Try it => Return all the entries below exactly as they were given.

[Collected data]
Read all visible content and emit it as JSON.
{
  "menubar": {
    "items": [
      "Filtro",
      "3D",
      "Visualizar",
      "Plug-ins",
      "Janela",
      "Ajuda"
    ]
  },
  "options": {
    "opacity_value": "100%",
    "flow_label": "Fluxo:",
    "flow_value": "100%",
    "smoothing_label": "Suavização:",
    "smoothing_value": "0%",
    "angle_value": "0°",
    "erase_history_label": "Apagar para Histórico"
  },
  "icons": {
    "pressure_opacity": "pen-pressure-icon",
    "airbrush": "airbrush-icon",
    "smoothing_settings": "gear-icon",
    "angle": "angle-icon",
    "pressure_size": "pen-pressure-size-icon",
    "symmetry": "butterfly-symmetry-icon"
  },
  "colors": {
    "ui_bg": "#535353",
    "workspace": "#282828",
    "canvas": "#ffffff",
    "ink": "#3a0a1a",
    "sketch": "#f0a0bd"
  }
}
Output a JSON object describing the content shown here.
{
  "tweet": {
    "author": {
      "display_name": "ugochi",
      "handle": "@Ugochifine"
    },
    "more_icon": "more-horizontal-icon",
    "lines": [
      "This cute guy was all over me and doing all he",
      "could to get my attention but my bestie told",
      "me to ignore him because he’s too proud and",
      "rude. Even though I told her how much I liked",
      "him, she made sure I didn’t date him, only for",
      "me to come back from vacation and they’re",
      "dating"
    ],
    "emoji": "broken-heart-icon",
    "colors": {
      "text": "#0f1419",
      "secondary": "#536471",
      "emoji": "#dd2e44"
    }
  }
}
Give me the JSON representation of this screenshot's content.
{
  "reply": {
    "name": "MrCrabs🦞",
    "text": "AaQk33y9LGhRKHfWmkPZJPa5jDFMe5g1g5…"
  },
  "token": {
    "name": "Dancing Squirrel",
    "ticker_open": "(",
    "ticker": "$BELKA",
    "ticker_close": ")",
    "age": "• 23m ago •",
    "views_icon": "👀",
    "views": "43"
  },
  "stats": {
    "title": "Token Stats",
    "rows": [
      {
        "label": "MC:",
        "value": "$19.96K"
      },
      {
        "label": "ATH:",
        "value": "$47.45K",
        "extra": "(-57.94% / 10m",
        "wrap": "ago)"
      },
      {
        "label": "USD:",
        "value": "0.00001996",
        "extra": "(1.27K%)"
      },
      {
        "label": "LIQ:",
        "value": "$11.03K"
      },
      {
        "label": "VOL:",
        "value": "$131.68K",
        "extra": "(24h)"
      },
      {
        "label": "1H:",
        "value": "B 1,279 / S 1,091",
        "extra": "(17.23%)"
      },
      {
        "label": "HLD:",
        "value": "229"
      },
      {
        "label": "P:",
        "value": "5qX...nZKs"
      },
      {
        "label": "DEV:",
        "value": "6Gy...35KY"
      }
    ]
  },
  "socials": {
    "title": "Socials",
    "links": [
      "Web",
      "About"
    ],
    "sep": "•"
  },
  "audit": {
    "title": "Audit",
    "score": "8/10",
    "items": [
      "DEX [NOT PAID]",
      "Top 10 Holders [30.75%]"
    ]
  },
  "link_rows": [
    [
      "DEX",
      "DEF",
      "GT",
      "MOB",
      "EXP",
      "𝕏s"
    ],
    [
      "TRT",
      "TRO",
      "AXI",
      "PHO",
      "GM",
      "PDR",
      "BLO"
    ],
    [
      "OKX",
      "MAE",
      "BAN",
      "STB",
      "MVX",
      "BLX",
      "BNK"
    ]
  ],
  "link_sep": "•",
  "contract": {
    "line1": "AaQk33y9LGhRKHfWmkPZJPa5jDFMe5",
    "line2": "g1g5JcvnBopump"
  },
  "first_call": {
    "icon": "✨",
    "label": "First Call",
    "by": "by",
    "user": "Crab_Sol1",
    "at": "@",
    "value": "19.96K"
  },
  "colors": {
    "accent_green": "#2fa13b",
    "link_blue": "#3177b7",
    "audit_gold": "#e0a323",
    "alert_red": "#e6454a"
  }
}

Response to this task =>
Read all visible content and emit it as JSON.
{
  "menubar": {
    "items": [
      "Filtro",
      "3D",
      "Visualizar",
      "Plug-ins",
      "Janela",
      "Ajuda"
    ]
  },
  "options": {
    "opacity_value": "100%",
    "flow_label": "Fluxo:",
    "flow_value": "100%",
    "smoothing_label": "Suavização:",
    "smoothing_value": "0%",
    "angle_value": "0°",
    "erase_history_label": "Apagar para Histórico"
  },
  "icons": {
    "pressure_opacity": "pen-pressure-icon",
    "airbrush": "airbrush-icon",
    "smoothing_settings": "gear-icon",
    "angle": "angle-icon",
    "pressure_size": "pen-pressure-size-icon",
    "symmetry": "butterfly-symmetry-icon"
  },
  "colors": {
    "ui_bg": "#535353",
    "workspace": "#282828",
    "canvas": "#ffffff",
    "ink": "#3a0a1a",
    "sketch": "#f0a0bd"
  }
}
Output a JSON object describing the content shown here.
{
  "tweet": {
    "author": {
      "display_name": "ugochi",
      "handle": "@Ugochifine"
    },
    "more_icon": "more-horizontal-icon",
    "lines": [
      "This cute guy was all over me and doing all he",
      "could to get my attention but my bestie told",
      "me to ignore him because he’s too proud and",
      "rude. Even though I told her how much I liked",
      "him, she made sure I didn’t date him, only for",
      "me to come back from vacation and they’re",
      "dating"
    ],
    "emoji": "broken-heart-icon",
    "colors": {
      "text": "#0f1419",
      "secondary": "#536471",
      "emoji": "#dd2e44"
    }
  }
}
Give me the JSON representation of this screenshot's content.
{
  "reply": {
    "name": "MrCrabs🦞",
    "text": "AaQk33y9LGhRKHfWmkPZJPa5jDFMe5g1g5…"
  },
  "token": {
    "name": "Dancing Squirrel",
    "ticker_open": "(",
    "ticker": "$BELKA",
    "ticker_close": ")",
    "age": "• 23m ago •",
    "views_icon": "👀",
    "views": "43"
  },
  "stats": {
    "title": "Token Stats",
    "rows": [
      {
        "label": "MC:",
        "value": "$19.96K"
      },
      {
        "label": "ATH:",
        "value": "$47.45K",
        "extra": "(-57.94% / 10m",
        "wrap": "ago)"
      },
      {
        "label": "USD:",
        "value": "0.00001996",
        "extra": "(1.27K%)"
      },
      {
        "label": "LIQ:",
        "value": "$11.03K"
      },
      {
        "label": "VOL:",
        "value": "$131.68K",
        "extra": "(24h)"
      },
      {
        "label": "1H:",
        "value": "B 1,279 / S 1,091",
        "extra": "(17.23%)"
      },
      {
        "label": "HLD:",
        "value": "229"
      },
      {
        "label": "P:",
        "value": "5qX...nZKs"
      },
      {
        "label": "DEV:",
        "value": "6Gy...35KY"
      }
    ]
  },
  "socials": {
    "title": "Socials",
    "links": [
      "Web",
      "About"
    ],
    "sep": "•"
  },
  "audit": {
    "title": "Audit",
    "score": "8/10",
    "items": [
      "DEX [NOT PAID]",
      "Top 10 Holders [30.75%]"
    ]
  },
  "link_rows": [
    [
      "DEX",
      "DEF",
      "GT",
      "MOB",
      "EXP",
      "𝕏s"
    ],
    [
      "TRT",
      "TRO",
      "AXI",
      "PHO",
      "GM",
      "PDR",
      "BLO"
    ],
    [
      "OKX",
      "MAE",
      "BAN",
      "STB",
      "MVX",
      "BLX",
      "BNK"
    ]
  ],
  "link_sep": "•",
  "contract": {
    "line1": "AaQk33y9LGhRKHfWmkPZJPa5jDFMe5",
    "line2": "g1g5JcvnBopump"
  },
  "first_call": {
    "icon": "✨",
    "label": "First Call",
    "by": "by",
    "user": "Crab_Sol1",
    "at": "@",
    "value": "19.96K"
  },
  "colors": {
    "accent_green": "#2fa13b",
    "link_blue": "#3177b7",
    "audit_gold": "#e0a323",
    "alert_red": "#e6454a"
  }
}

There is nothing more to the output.